Two 22-year-old twin siblings meet, 11 years after their parents’ mysterious disappearance. Their goal is to reenact (playing the respective roles) a mystical ritual that, according to the boy (K) led to the parents’ transition to another dimension. The girl (R), while questioning K’s obsession, agrees to participate with the hope that the (certain according to her) failure of the reenactment will free her brother from the vicious circle of his obsession.
However, when the time for the reenactment of that fateful evening of yore comes, the two "parents" have an idea: to consider their 11-year-old children who, eleven years later (in their 22) will be bolted into their parents’ bedroom in an attempt to make sense out of their disappearance. A game with Russian dolls has launched – one that will very quickly subdue every fact and every truth.
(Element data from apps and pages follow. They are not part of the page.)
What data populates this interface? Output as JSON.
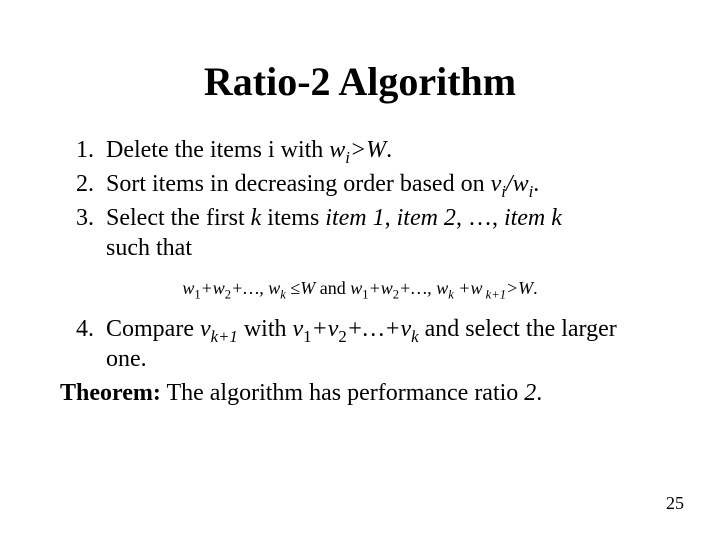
{
  "title": "Ratio-2 Algorithm",
  "step1": {
    "pre": "Delete the items i with ",
    "w": "w",
    "wi_sub": "i",
    "gt": ">",
    "W": "W",
    "dot": "."
  },
  "step2": {
    "pre": "Sort items in decreasing order based on ",
    "v": "v",
    "vi_sub": "i",
    "slash": "/",
    "w": "w",
    "wi_sub": "i",
    "dot": "."
  },
  "step3": {
    "pre": "Select the first ",
    "k": "k",
    "mid1": " items  ",
    "item1": "item 1",
    "comma1": ", ",
    "item2": "item 2",
    "comma2": ", …, ",
    "itemk": "item k",
    "such": "such that"
  },
  "constraint": {
    "w1": "w",
    "s1": "1",
    "plus1": "+",
    "w2": "w",
    "s2": "2",
    "plus2": "+…, ",
    "wk": "w",
    "sk": "k",
    "sp1": " ",
    "leq": "≤",
    "W": "W",
    "and": " and ",
    "w1b": "w",
    "s1b": "1",
    "plus1b": "+",
    "w2b": "w",
    "s2b": "2",
    "plus2b": "+…, ",
    "wkb": "w",
    "skb": "k",
    "sp2": " +",
    "wkp": "w",
    "skp": " k+1",
    "gt": ">",
    "Wb": "W",
    "dot": "."
  },
  "step4": {
    "pre": "Compare ",
    "vkp": "v",
    "skp": "k+1",
    "with": " with ",
    "v1": "v",
    "s1": "1",
    "plus1": "+",
    "v2": "v",
    "s2": "2",
    "plus2": "+…+",
    "vk": "v",
    "sk": "k",
    "post": " and select the larger one."
  },
  "theorem": {
    "label": "Theorem:",
    "text": " The algorithm has performance ratio ",
    "two": "2",
    "dot": "."
  },
  "page": "25"
}
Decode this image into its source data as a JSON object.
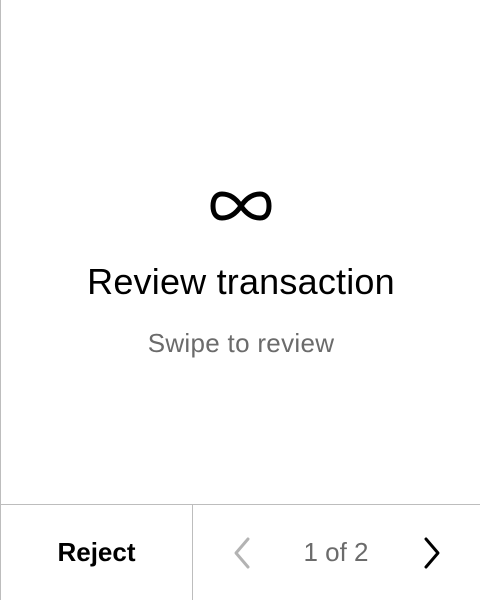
{
  "review": {
    "icon": "infinity-icon",
    "title": "Review transaction",
    "subtitle": "Swipe to review"
  },
  "footer": {
    "reject_label": "Reject",
    "page_indicator": "1 of 2",
    "prev_icon": "chevron-left-icon",
    "next_icon": "chevron-right-icon"
  },
  "colors": {
    "text": "#000000",
    "muted_text": "#6b6b6b",
    "divider": "#bdbdbd",
    "disabled_icon": "#b3b3b3"
  }
}
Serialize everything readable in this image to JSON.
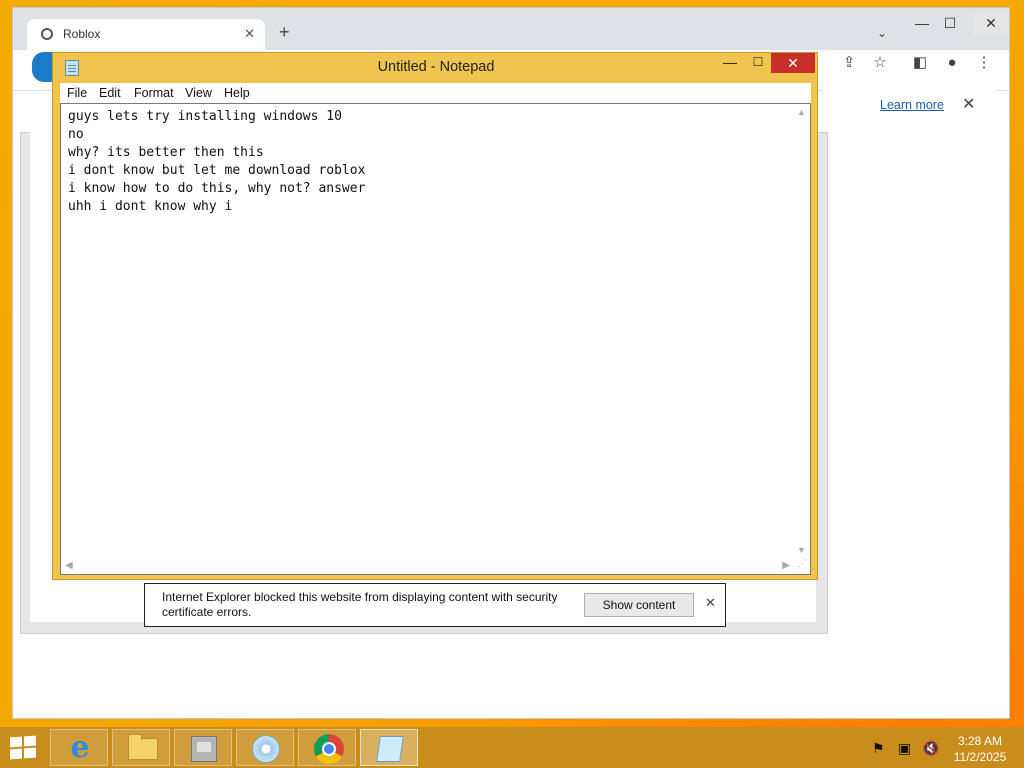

A story about the agonizing search of love in the family. Or a story about two people who impersonate (or revoke?) two other people, who will in turn play their previous selves, and then their next selves – and this will continue perpetually, like the now-old torture of the messengers that had no Kings to serve.